"""

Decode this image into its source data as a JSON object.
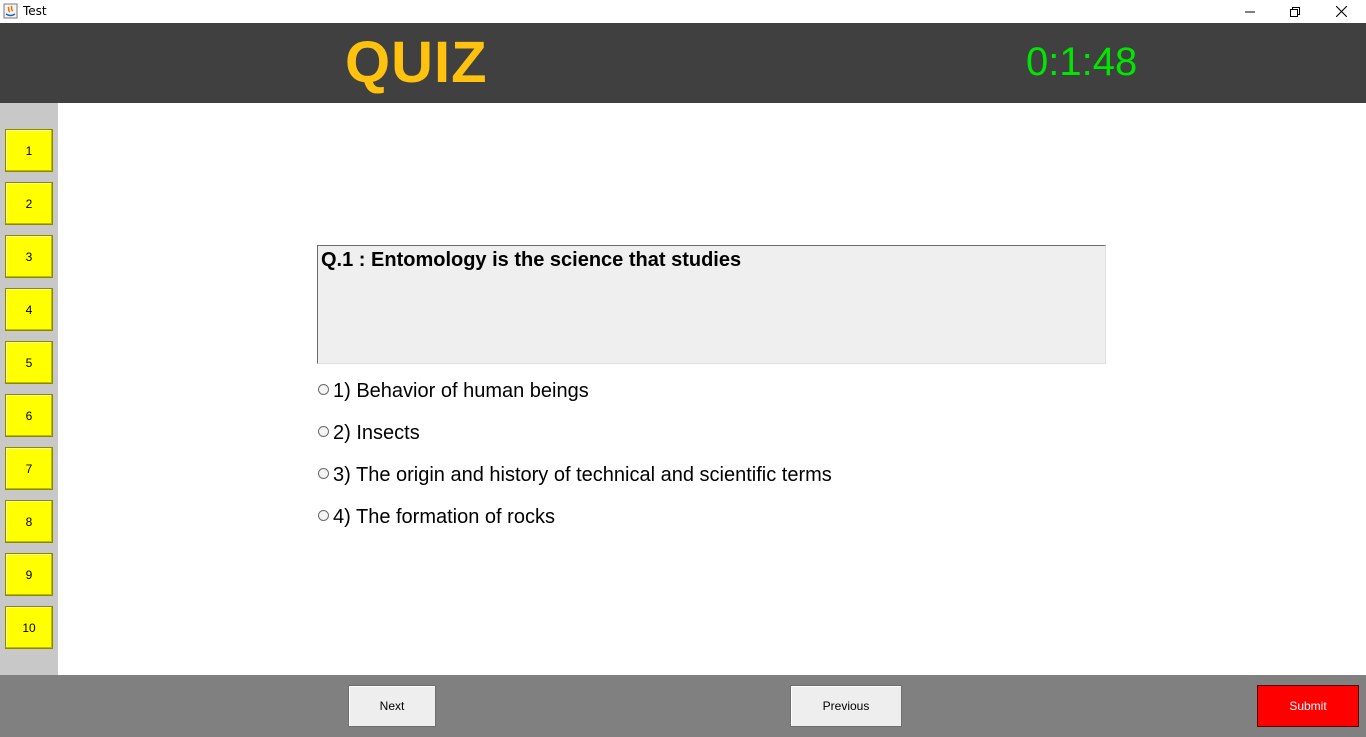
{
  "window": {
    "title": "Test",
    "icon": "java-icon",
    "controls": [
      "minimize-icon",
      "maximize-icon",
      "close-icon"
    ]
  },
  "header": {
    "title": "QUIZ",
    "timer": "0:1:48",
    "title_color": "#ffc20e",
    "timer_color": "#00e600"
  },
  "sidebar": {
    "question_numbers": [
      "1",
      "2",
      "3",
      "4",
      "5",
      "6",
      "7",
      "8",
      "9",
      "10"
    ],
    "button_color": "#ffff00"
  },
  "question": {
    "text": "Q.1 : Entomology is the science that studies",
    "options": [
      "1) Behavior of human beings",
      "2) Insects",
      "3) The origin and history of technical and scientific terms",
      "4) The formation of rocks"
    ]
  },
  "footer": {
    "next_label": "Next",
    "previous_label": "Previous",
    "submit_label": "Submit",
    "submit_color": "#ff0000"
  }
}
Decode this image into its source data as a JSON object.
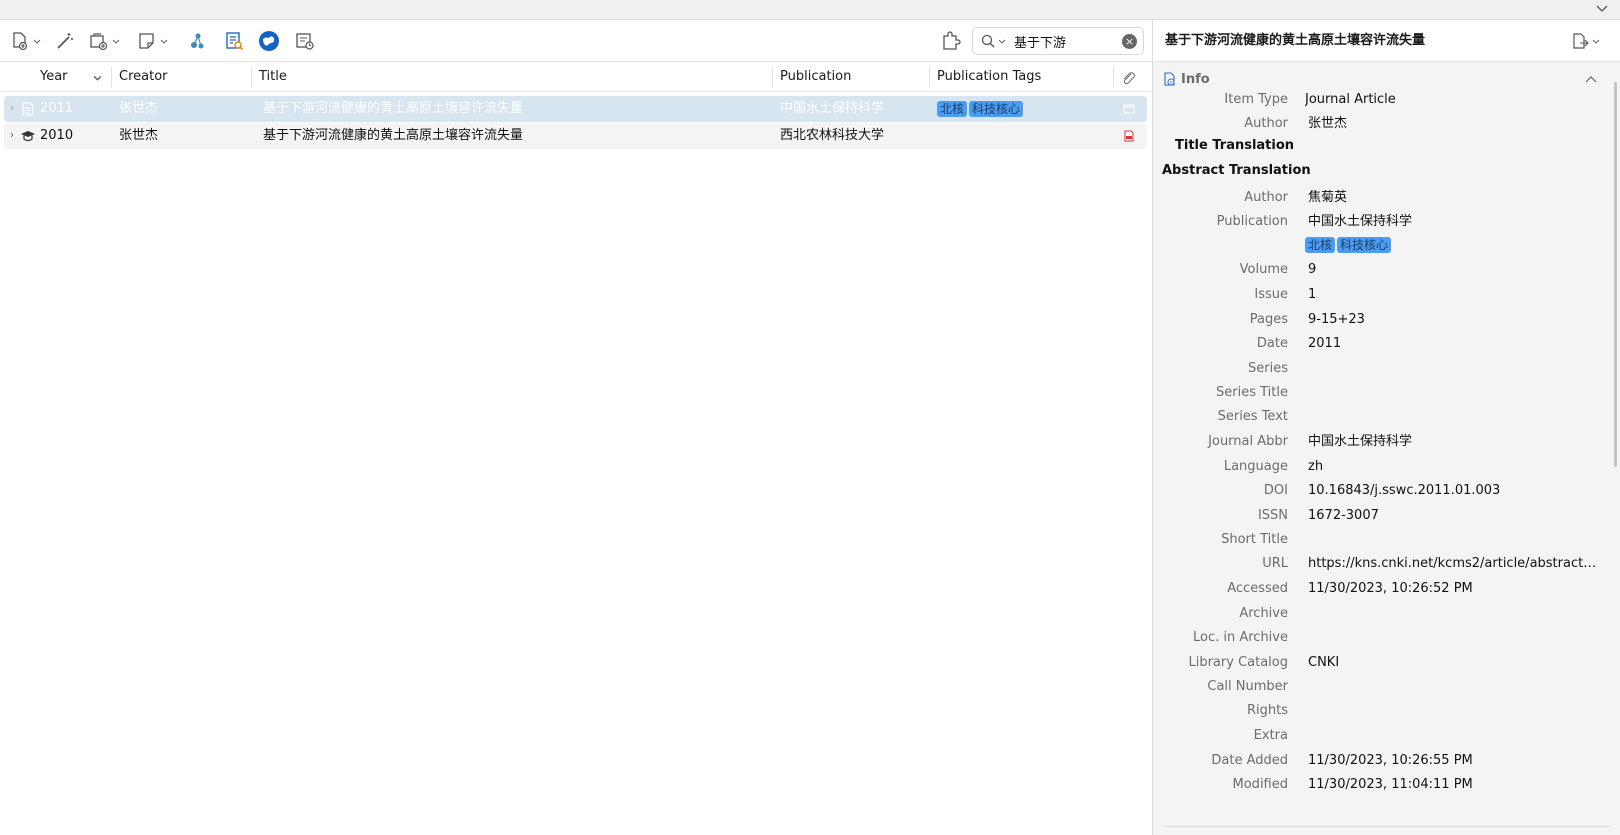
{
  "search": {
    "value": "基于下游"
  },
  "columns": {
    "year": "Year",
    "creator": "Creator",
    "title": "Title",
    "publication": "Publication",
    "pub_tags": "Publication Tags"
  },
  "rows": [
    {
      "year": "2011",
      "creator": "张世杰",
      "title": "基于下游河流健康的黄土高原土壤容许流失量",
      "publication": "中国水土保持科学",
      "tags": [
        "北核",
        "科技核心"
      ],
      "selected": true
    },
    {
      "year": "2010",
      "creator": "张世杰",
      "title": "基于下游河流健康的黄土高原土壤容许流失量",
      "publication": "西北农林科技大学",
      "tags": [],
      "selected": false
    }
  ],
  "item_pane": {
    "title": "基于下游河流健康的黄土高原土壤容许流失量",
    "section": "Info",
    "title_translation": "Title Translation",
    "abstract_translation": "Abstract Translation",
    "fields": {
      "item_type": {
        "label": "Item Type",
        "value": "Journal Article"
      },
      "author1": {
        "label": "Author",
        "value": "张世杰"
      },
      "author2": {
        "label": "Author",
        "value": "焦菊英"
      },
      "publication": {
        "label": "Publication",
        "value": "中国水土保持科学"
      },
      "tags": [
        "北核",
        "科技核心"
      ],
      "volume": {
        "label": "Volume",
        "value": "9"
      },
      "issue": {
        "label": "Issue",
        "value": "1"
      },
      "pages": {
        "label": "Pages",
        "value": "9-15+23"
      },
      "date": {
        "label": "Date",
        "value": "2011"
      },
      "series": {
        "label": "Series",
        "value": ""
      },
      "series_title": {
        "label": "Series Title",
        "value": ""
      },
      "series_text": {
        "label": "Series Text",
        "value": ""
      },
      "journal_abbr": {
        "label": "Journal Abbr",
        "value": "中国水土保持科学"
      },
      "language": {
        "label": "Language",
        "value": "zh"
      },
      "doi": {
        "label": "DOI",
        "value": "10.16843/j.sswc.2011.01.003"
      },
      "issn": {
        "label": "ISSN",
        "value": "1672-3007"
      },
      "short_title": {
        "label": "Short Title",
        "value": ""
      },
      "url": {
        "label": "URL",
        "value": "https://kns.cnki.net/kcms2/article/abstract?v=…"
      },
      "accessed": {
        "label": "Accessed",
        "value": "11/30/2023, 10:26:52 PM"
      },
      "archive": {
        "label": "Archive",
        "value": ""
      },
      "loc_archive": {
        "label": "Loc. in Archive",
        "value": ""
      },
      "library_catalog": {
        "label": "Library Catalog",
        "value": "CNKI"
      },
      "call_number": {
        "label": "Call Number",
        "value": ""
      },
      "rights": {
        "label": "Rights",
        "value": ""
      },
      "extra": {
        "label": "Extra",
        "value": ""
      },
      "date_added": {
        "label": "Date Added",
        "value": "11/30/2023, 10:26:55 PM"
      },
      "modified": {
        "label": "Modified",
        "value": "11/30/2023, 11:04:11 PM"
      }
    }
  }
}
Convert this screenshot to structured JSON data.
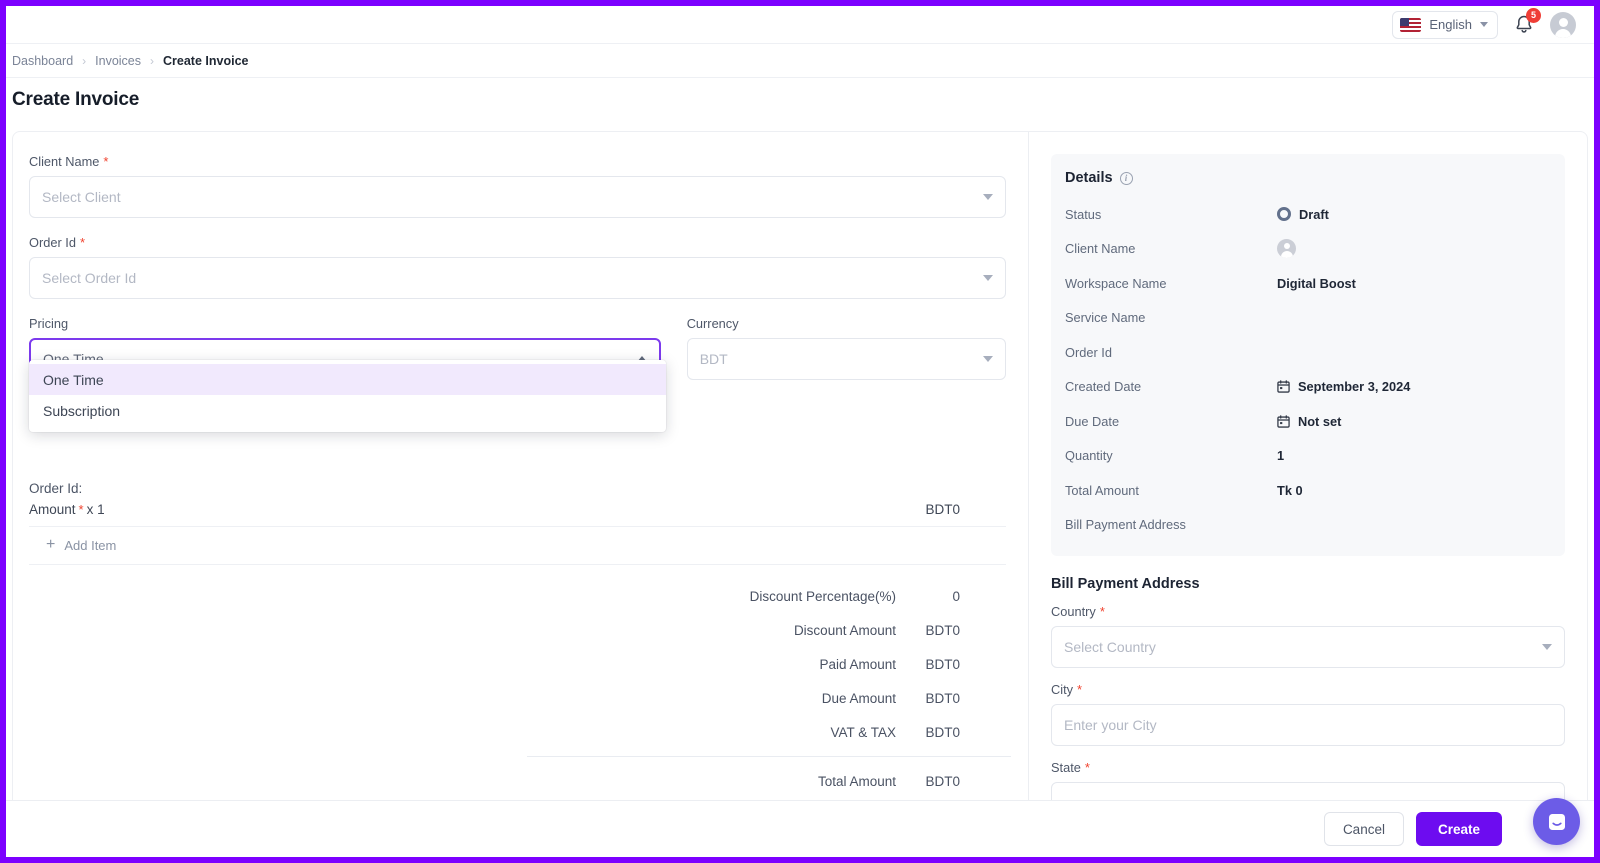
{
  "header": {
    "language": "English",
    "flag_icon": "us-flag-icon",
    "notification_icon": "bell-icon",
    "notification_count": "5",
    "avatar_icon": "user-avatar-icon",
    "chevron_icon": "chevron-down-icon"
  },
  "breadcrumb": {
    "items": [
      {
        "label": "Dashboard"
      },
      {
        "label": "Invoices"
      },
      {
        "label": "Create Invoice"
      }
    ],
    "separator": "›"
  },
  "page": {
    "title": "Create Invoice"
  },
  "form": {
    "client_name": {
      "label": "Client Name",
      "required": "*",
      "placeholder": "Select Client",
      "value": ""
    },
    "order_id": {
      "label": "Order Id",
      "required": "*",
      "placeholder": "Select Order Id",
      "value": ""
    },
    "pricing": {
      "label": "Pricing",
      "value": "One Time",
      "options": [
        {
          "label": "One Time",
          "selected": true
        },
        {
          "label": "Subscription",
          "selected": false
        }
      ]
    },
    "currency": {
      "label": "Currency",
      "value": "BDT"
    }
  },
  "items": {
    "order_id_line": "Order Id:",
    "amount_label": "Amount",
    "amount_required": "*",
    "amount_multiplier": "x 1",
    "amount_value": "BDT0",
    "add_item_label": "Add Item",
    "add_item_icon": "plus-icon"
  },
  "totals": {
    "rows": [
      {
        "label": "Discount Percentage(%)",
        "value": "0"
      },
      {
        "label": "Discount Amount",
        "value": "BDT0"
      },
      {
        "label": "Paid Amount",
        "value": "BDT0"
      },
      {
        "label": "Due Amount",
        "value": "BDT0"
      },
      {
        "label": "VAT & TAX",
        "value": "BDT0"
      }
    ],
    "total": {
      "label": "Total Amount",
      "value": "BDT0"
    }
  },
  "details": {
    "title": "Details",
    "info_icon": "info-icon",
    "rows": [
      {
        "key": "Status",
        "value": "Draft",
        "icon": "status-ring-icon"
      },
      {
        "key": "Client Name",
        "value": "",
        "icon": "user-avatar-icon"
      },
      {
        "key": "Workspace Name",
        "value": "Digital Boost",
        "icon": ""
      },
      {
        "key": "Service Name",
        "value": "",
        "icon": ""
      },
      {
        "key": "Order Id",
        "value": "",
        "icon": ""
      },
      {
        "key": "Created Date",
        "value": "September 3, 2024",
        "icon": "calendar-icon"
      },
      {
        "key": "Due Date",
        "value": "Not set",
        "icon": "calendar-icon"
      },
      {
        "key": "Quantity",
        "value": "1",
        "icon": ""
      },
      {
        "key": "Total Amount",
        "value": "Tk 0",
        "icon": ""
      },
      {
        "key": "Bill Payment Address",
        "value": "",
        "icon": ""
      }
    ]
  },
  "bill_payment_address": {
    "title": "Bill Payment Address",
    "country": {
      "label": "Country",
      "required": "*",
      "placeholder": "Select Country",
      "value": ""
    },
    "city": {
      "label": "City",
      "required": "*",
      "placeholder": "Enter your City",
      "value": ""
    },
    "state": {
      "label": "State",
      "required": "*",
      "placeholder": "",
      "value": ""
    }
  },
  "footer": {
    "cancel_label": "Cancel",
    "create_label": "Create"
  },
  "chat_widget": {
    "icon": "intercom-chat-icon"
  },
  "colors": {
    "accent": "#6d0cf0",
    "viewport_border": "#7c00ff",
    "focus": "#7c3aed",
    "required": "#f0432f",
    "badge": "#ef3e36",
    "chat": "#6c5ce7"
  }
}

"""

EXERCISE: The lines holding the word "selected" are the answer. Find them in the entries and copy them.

SOLUTION BELOW:
      "selected": true
      "selected": false
          "selected": true
          "selected": false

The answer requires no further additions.